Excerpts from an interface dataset
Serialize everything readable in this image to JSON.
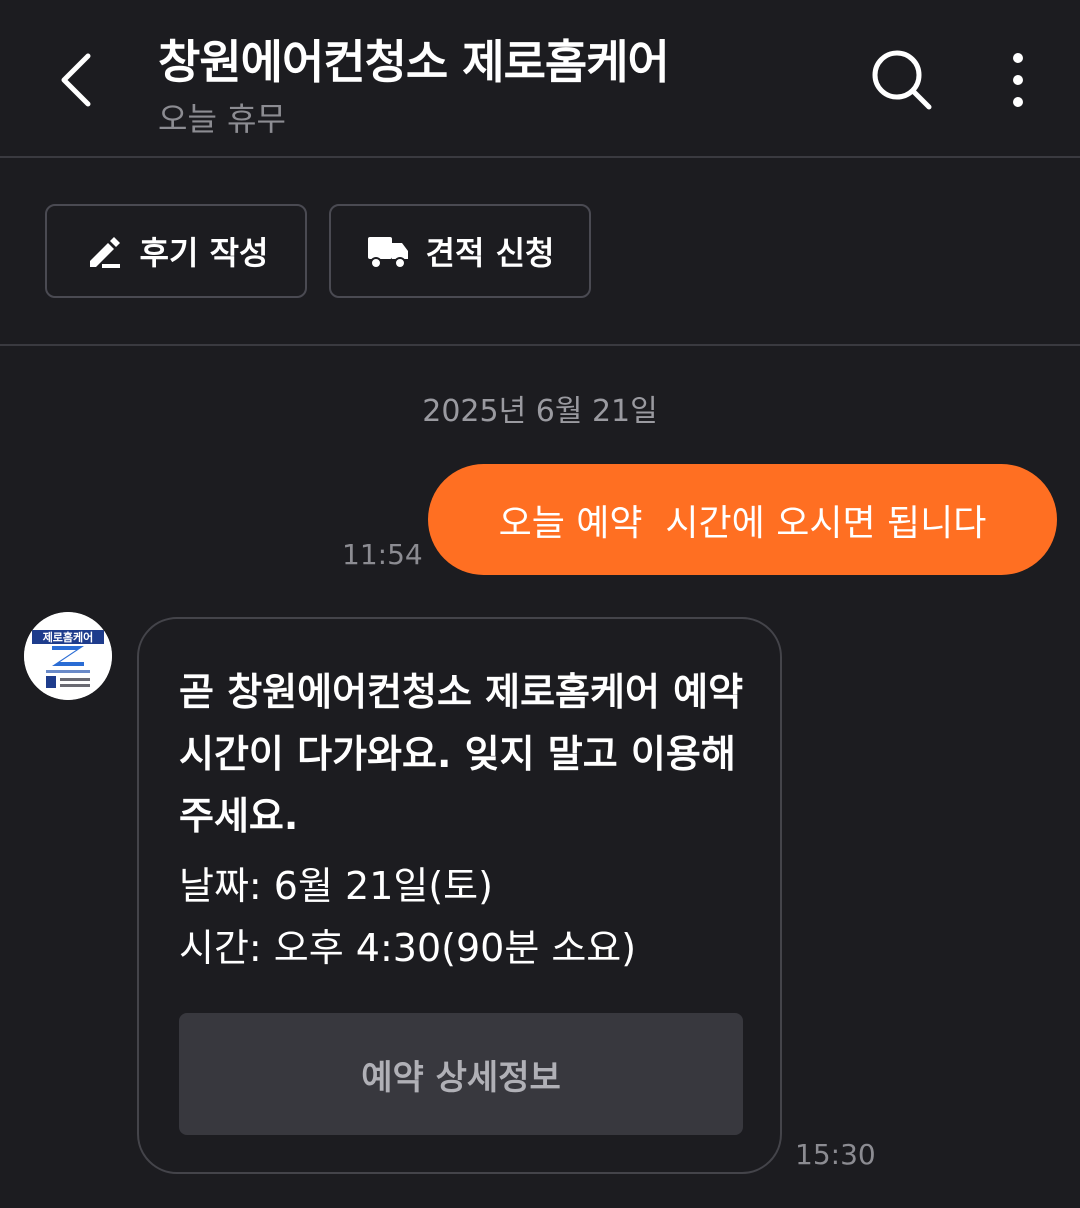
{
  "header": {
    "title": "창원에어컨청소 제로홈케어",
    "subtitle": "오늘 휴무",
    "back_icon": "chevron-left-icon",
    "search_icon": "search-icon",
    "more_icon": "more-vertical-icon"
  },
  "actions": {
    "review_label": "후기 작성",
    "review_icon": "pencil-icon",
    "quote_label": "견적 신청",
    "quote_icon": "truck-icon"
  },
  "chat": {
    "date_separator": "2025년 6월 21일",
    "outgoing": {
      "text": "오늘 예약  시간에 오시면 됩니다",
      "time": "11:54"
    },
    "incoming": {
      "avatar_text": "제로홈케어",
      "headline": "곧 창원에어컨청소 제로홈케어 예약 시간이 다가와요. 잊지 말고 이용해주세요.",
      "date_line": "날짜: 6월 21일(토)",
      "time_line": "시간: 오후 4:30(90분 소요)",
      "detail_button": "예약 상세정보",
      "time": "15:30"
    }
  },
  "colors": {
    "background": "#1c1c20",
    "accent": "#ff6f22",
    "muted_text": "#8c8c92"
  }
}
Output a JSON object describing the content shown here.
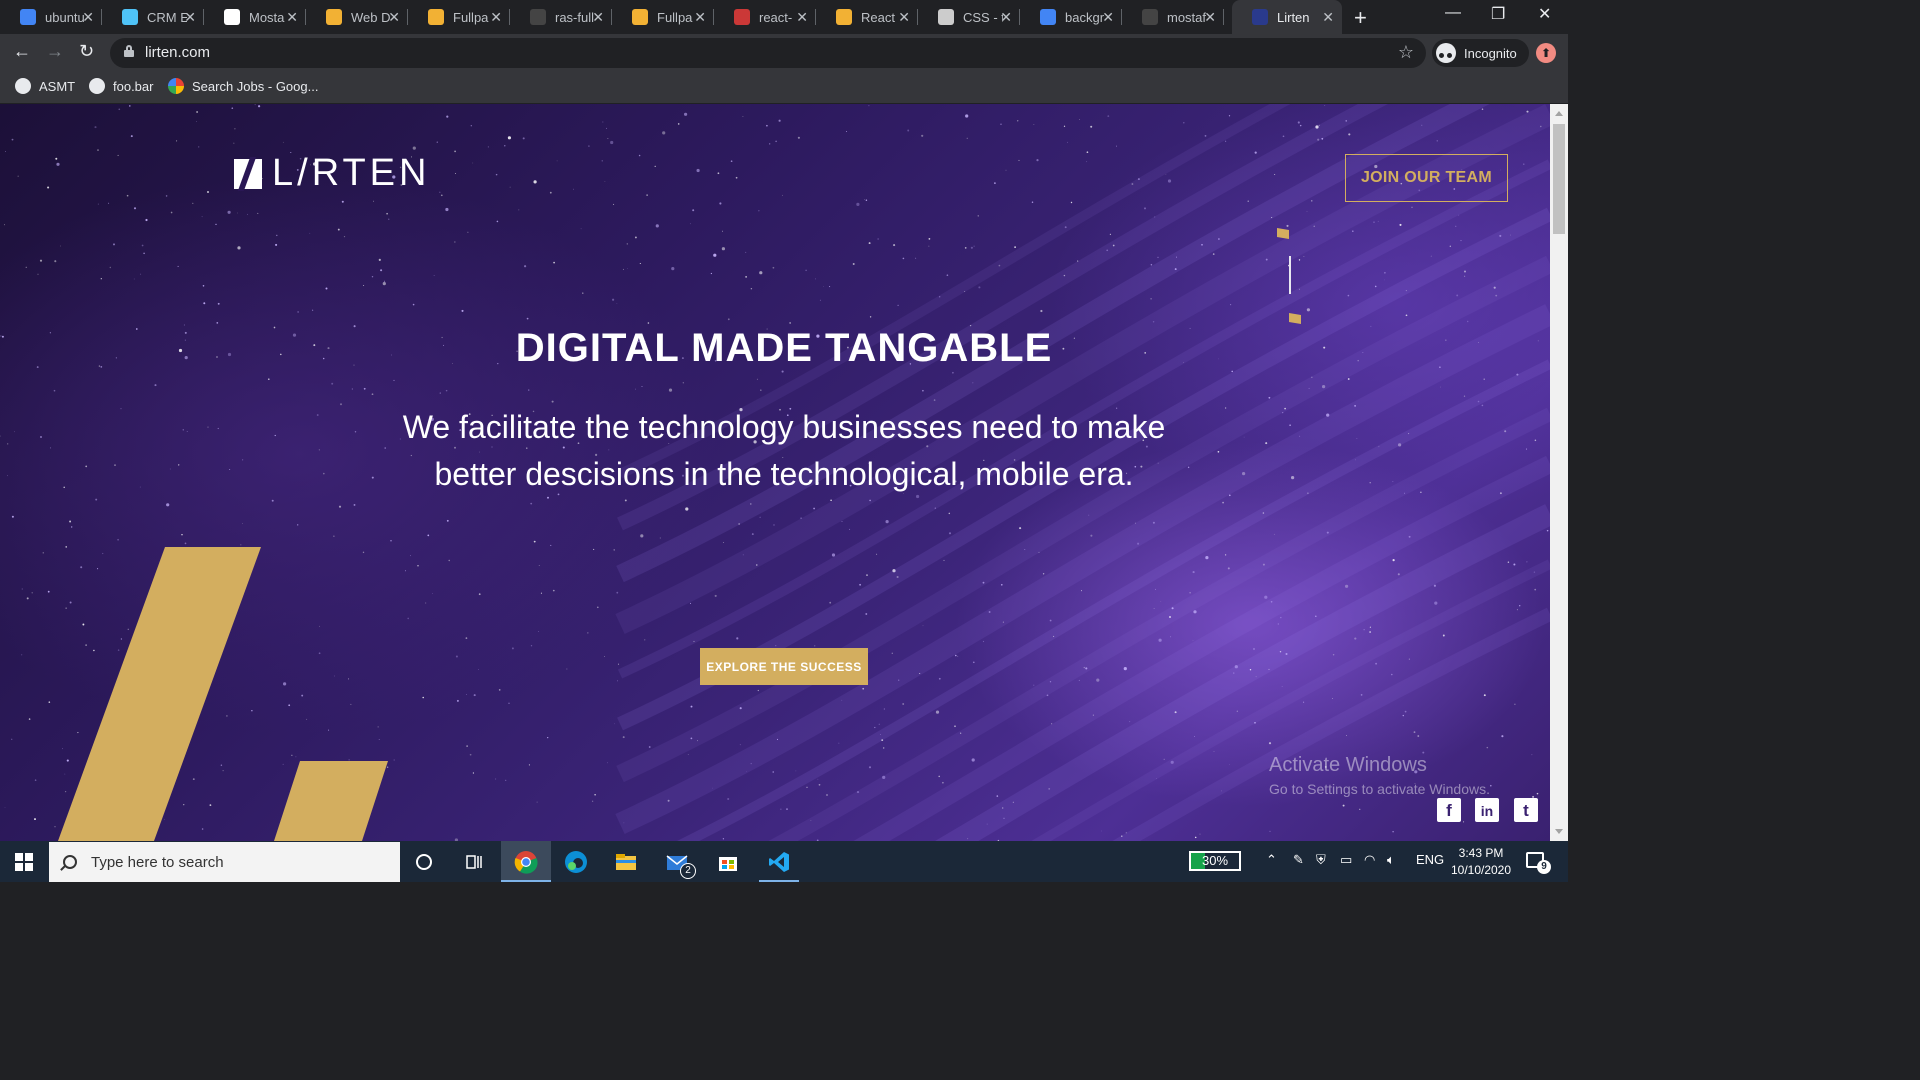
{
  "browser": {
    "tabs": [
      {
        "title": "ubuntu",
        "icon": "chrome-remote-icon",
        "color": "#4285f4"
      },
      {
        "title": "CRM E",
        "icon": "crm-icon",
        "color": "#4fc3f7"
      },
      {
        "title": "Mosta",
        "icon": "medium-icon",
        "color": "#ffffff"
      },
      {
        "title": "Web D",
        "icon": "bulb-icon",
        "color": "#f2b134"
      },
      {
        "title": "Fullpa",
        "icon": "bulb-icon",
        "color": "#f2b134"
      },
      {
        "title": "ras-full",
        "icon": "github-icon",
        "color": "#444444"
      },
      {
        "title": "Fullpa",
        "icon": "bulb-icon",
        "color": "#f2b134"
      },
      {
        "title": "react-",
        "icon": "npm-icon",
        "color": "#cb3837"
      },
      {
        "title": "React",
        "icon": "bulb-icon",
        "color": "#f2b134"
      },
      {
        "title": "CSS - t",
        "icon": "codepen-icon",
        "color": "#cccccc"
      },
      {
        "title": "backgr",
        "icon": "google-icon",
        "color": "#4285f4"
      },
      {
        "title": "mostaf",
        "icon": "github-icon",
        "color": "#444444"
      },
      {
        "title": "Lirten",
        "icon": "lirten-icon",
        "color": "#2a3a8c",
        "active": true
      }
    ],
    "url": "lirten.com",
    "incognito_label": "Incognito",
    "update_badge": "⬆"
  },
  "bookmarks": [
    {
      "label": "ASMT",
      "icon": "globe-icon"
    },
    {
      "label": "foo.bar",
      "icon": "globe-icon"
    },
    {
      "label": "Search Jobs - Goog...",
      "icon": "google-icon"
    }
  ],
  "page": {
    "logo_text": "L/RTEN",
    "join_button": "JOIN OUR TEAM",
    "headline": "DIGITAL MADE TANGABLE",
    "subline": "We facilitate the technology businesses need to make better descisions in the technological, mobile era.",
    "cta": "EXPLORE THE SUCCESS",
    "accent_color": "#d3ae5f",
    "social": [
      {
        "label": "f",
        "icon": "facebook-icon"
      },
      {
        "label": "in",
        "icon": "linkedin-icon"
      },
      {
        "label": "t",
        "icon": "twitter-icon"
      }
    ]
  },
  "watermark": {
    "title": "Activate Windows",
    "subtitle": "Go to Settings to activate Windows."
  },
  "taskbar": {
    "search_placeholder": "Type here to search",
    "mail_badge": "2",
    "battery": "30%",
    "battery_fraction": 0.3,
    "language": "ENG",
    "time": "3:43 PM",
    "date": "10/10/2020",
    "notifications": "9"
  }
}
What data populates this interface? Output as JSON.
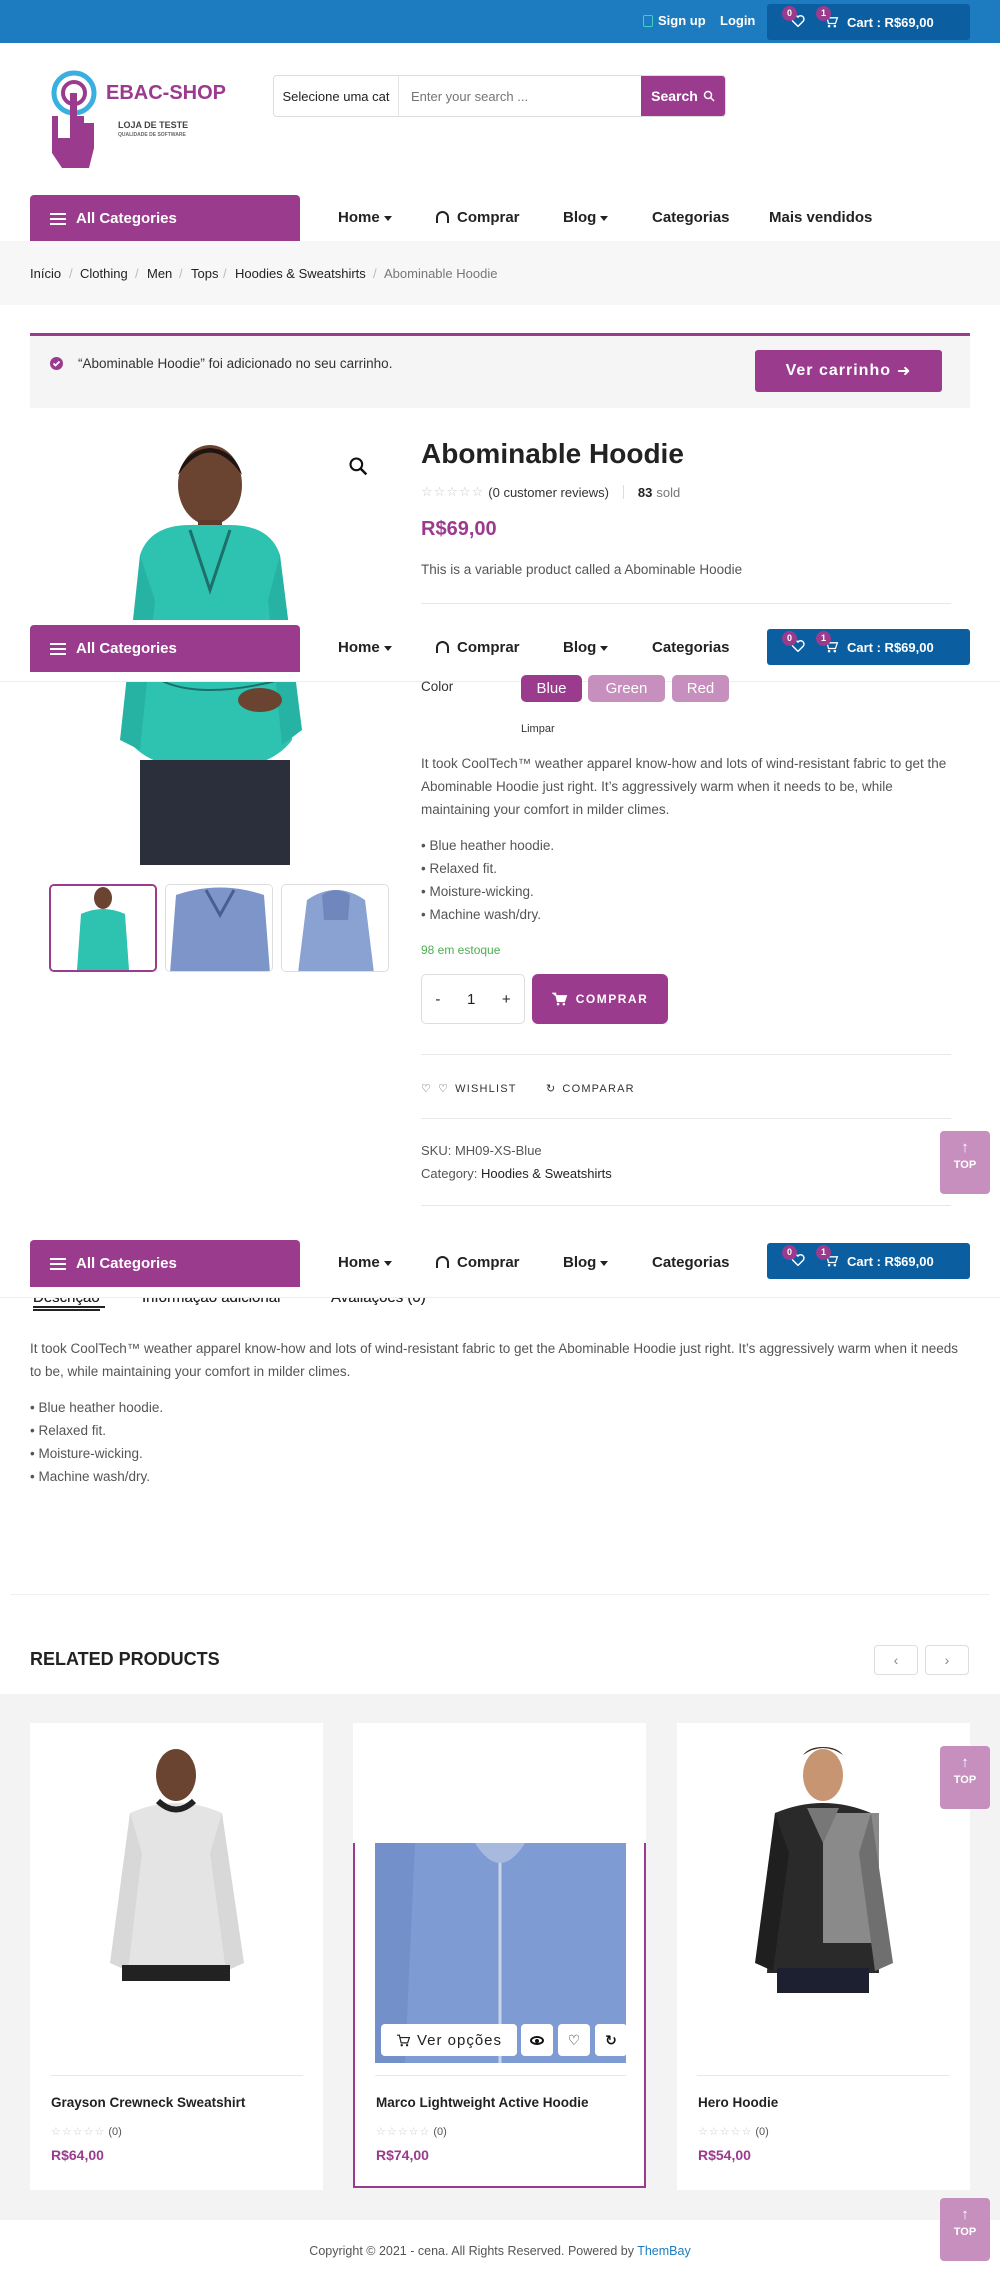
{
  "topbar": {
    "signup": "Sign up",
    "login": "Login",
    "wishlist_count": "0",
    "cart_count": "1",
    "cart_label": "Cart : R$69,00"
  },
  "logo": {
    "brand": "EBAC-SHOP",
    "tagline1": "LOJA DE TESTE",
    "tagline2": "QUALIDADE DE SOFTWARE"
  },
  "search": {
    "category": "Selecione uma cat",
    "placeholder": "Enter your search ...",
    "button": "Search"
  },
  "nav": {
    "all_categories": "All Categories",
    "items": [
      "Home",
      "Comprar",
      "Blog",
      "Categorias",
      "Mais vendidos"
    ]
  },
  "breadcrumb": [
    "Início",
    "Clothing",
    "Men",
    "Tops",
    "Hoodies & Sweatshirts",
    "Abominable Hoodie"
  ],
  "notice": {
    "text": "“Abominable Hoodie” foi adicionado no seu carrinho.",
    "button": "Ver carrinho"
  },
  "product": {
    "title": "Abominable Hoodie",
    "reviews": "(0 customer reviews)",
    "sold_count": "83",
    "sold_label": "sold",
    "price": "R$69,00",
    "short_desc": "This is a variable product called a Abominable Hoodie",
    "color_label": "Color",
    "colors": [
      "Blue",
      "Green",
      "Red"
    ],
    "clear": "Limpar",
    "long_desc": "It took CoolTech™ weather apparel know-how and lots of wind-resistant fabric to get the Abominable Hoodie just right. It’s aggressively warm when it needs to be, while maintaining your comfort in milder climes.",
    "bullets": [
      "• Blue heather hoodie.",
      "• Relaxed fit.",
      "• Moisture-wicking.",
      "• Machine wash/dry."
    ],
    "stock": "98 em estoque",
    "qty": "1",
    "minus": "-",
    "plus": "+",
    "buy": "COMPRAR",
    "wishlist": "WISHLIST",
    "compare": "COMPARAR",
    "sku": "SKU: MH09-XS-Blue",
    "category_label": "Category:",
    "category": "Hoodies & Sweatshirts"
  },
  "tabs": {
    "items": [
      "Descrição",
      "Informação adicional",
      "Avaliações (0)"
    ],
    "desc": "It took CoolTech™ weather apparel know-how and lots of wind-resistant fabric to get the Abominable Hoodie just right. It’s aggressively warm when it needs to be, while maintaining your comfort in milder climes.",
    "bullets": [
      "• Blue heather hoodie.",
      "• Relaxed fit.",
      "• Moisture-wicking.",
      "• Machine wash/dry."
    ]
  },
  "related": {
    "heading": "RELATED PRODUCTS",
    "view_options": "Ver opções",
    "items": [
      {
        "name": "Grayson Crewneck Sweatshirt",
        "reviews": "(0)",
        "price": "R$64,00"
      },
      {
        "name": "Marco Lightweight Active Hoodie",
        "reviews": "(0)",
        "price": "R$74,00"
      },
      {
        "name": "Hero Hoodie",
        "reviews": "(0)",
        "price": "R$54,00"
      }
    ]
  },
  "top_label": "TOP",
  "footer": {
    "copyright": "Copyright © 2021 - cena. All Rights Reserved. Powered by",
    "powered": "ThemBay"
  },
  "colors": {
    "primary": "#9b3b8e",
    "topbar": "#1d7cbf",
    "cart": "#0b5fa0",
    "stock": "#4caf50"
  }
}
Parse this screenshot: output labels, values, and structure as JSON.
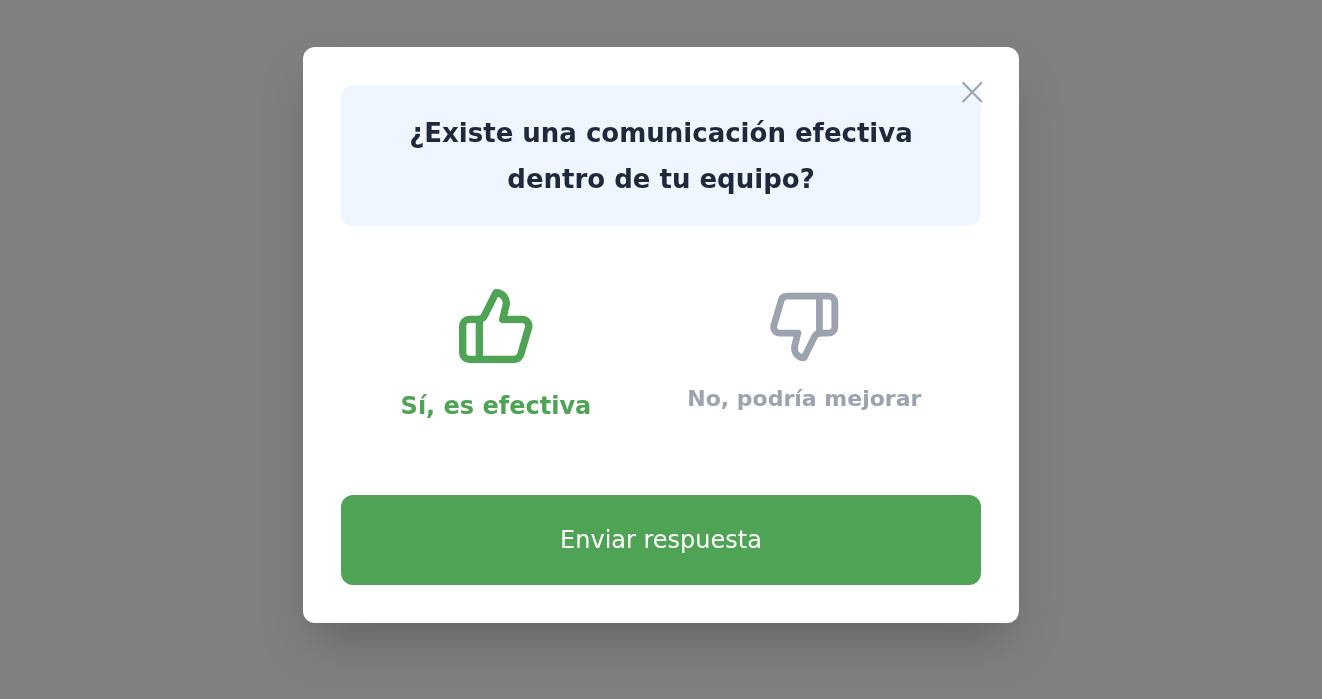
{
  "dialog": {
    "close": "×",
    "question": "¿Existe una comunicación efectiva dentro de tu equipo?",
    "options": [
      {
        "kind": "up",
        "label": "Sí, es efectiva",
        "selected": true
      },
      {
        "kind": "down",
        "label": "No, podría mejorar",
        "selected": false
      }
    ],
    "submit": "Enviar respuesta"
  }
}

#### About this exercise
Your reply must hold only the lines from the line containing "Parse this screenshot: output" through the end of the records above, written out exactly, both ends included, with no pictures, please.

#### Written solution
Parse this screenshot: output labels, values, and structure as JSON.
{
  "dialog": {
    "close": "×",
    "question": "¿Existe una comunicación efectiva dentro de tu equipo?",
    "options": [
      {
        "kind": "up",
        "label": "Sí, es efectiva",
        "selected": true
      },
      {
        "kind": "down",
        "label": "No, podría mejorar",
        "selected": false
      }
    ],
    "submit": "Enviar respuesta"
  }
}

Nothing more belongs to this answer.